What the exercise asks = Lines holding the string "time" are the ones to copy; find them all in the data.

--- Input ---

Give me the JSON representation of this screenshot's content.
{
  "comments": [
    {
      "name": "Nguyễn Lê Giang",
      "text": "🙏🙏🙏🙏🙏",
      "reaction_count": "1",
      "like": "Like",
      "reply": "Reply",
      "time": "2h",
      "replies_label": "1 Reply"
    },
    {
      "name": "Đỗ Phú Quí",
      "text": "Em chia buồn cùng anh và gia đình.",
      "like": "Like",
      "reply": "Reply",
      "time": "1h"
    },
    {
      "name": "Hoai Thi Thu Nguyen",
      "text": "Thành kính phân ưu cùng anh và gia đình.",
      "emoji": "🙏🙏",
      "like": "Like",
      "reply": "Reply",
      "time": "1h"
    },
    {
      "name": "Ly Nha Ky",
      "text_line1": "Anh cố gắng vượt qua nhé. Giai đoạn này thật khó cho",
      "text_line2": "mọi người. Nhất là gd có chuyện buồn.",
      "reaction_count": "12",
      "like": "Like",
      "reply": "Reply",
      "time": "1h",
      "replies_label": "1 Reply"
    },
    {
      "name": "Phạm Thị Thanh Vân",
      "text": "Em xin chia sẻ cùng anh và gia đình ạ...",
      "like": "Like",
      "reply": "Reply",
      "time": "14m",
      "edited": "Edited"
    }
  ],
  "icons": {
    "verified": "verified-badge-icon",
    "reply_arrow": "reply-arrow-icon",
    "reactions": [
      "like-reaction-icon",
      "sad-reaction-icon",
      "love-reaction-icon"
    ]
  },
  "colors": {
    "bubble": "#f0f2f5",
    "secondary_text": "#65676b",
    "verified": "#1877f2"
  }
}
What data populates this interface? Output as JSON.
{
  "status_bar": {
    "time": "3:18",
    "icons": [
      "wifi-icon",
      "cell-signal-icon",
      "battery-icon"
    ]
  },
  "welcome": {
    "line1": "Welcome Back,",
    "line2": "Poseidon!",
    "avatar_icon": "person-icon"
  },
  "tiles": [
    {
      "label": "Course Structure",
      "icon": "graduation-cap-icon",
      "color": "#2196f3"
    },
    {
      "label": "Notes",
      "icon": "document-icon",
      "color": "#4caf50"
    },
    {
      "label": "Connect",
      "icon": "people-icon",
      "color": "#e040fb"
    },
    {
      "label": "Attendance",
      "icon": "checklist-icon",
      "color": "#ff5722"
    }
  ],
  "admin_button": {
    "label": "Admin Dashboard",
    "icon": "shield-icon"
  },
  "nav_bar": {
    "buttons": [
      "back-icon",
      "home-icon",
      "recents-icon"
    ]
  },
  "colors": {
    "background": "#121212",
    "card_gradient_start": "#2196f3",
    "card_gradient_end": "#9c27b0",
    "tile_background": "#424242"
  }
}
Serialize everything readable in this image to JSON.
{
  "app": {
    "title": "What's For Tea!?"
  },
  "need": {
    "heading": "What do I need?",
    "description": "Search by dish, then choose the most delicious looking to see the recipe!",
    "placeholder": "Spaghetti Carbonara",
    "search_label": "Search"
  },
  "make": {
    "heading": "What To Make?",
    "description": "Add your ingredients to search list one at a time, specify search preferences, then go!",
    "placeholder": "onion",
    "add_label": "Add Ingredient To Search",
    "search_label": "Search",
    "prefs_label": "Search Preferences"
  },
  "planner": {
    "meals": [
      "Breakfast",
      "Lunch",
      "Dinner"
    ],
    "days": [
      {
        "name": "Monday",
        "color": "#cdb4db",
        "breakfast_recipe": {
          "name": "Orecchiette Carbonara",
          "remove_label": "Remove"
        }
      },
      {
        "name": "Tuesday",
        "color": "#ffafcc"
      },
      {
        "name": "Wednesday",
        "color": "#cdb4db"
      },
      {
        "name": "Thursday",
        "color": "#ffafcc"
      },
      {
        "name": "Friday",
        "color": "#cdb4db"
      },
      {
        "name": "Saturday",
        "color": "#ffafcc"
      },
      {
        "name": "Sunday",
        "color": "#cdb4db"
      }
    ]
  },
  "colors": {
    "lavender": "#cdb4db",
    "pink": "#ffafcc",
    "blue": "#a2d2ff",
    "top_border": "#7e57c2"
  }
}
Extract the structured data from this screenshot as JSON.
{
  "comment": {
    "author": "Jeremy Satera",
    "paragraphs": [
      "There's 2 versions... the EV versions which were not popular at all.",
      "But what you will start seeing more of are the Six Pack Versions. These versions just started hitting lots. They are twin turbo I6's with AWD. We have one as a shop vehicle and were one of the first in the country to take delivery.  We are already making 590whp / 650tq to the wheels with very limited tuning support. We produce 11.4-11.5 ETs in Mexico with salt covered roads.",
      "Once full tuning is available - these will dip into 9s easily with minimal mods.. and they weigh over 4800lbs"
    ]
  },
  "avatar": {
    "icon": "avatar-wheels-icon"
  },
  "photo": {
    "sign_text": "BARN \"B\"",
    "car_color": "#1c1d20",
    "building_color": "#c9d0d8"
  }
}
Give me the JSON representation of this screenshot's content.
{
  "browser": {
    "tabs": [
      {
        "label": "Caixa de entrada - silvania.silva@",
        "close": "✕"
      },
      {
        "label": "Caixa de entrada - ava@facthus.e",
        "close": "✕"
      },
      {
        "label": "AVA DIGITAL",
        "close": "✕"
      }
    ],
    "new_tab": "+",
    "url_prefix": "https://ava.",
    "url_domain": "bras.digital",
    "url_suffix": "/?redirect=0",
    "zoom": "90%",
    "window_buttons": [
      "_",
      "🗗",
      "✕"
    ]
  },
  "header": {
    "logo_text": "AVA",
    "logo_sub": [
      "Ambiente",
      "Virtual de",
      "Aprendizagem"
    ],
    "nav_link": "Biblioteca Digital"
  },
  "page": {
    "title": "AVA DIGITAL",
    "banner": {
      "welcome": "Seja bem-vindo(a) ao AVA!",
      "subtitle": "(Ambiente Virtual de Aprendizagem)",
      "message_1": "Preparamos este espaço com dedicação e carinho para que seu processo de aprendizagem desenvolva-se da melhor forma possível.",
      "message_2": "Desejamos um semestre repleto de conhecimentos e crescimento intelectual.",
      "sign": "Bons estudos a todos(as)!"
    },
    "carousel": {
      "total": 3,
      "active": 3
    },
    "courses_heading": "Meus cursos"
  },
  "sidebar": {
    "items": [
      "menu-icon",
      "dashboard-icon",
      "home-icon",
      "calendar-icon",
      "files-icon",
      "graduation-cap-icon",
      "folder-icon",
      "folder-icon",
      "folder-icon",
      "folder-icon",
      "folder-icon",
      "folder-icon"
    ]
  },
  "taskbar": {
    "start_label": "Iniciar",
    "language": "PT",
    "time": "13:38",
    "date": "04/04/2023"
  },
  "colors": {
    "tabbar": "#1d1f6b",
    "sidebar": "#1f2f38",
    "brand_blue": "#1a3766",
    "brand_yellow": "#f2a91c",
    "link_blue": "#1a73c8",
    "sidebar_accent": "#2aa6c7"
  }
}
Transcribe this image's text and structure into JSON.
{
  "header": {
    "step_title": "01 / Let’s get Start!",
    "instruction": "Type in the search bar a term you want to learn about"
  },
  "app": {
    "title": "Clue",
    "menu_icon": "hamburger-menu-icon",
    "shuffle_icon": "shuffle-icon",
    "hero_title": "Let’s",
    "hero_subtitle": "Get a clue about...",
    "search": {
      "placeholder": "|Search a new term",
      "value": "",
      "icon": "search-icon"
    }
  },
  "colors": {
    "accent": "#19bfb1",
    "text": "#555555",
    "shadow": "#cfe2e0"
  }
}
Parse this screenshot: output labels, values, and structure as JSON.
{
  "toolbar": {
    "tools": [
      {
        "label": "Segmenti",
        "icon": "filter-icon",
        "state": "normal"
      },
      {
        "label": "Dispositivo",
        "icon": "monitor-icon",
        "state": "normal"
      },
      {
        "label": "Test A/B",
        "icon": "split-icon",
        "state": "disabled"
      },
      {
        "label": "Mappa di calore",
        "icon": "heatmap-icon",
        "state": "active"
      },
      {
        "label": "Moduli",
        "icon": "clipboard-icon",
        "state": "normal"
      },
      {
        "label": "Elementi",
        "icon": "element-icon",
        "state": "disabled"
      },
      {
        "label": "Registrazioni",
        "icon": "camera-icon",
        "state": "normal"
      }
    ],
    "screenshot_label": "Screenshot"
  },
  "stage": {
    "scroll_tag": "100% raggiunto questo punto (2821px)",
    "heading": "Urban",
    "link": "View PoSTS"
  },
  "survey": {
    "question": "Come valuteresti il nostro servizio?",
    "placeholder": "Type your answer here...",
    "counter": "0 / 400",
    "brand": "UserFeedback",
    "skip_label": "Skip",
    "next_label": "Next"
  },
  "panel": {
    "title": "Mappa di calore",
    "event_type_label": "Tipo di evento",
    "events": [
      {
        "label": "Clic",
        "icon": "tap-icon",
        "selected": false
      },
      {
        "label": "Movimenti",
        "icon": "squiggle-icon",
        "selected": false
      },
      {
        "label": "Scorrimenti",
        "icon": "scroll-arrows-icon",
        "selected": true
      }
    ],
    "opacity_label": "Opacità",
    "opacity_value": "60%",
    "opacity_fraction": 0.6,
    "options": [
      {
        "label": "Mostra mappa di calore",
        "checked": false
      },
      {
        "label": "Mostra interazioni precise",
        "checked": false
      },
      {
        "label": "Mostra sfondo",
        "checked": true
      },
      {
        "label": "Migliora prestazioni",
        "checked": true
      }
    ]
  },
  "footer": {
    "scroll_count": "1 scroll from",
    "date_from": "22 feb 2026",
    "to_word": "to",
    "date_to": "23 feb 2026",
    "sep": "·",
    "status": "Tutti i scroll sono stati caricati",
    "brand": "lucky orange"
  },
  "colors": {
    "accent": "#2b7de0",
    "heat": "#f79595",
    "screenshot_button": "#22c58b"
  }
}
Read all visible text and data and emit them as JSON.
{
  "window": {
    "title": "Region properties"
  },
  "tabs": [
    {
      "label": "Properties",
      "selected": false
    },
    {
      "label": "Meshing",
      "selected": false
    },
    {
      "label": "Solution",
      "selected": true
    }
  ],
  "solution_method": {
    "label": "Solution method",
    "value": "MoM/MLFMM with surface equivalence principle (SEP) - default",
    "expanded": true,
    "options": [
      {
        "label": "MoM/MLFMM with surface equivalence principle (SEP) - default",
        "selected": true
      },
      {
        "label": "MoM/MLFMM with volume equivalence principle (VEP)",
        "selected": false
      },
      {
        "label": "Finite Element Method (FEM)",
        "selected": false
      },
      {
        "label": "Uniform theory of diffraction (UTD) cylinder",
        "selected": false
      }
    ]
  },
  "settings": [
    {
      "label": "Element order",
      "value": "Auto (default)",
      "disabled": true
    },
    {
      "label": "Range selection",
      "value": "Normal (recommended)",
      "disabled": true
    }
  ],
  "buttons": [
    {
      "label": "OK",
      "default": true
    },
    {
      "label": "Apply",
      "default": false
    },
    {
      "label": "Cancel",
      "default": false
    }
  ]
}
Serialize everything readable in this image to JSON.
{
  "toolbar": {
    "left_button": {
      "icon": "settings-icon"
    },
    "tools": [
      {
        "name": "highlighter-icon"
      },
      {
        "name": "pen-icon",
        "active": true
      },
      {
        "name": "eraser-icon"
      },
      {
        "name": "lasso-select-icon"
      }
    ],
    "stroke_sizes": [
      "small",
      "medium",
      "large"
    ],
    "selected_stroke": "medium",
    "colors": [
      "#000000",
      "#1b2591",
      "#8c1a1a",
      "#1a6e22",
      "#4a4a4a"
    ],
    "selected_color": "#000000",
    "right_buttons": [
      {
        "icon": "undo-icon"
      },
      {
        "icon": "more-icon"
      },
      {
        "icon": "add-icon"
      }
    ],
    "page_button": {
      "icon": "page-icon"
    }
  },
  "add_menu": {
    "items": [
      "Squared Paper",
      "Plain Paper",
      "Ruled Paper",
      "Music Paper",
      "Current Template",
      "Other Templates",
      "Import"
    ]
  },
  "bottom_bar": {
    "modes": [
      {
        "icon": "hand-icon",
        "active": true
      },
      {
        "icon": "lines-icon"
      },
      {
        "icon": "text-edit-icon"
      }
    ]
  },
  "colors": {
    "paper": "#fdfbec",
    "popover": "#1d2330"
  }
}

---

Finished exercise =
      "time": "2h",
      "time": "1h"
      "time": "1h"
      "time": "1h",
      "time": "14m",
    "time": "3:18",
    "description": "Add your ingredients to search list one at a time, specify search preferences, then go!",
    "time": "13:38",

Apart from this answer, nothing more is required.